Repeat the entries in full. Each line must match exactly.

__Saved data entries__.
--------------------------------------------------
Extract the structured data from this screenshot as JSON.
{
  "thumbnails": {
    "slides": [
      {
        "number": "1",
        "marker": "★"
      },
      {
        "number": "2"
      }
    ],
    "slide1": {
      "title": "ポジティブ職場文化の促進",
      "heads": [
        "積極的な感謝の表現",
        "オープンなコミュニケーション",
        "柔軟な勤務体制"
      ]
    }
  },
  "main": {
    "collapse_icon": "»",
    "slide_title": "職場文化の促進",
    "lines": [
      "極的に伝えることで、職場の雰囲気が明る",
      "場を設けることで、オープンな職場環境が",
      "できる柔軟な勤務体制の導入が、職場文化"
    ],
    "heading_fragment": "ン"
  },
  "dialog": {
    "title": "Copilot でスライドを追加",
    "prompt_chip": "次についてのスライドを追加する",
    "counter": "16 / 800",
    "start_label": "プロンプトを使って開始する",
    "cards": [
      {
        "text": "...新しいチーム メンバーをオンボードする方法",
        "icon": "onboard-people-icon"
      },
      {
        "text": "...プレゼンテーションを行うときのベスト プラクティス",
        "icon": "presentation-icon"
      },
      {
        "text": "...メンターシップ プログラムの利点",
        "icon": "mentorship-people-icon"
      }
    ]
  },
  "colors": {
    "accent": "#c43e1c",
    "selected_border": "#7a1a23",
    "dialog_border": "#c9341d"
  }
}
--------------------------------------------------
__Answer space__.
Extract the structured data from this screenshot as JSON.
{
  "thumbnails": {
    "slides": [
      {
        "number": "1",
        "marker": "★"
      },
      {
        "number": "2"
      }
    ],
    "slide1": {
      "title": "ポジティブ職場文化の促進",
      "heads": [
        "積極的な感謝の表現",
        "オープンなコミュニケーション",
        "柔軟な勤務体制"
      ]
    }
  },
  "main": {
    "collapse_icon": "»",
    "slide_title": "職場文化の促進",
    "lines": [
      "極的に伝えることで、職場の雰囲気が明る",
      "場を設けることで、オープンな職場環境が",
      "できる柔軟な勤務体制の導入が、職場文化"
    ],
    "heading_fragment": "ン"
  },
  "dialog": {
    "title": "Copilot でスライドを追加",
    "prompt_chip": "次についてのスライドを追加する",
    "counter": "16 / 800",
    "start_label": "プロンプトを使って開始する",
    "cards": [
      {
        "text": "...新しいチーム メンバーをオンボードする方法",
        "icon": "onboard-people-icon"
      },
      {
        "text": "...プレゼンテーションを行うときのベスト プラクティス",
        "icon": "presentation-icon"
      },
      {
        "text": "...メンターシップ プログラムの利点",
        "icon": "mentorship-people-icon"
      }
    ]
  },
  "colors": {
    "accent": "#c43e1c",
    "selected_border": "#7a1a23",
    "dialog_border": "#c9341d"
  }
}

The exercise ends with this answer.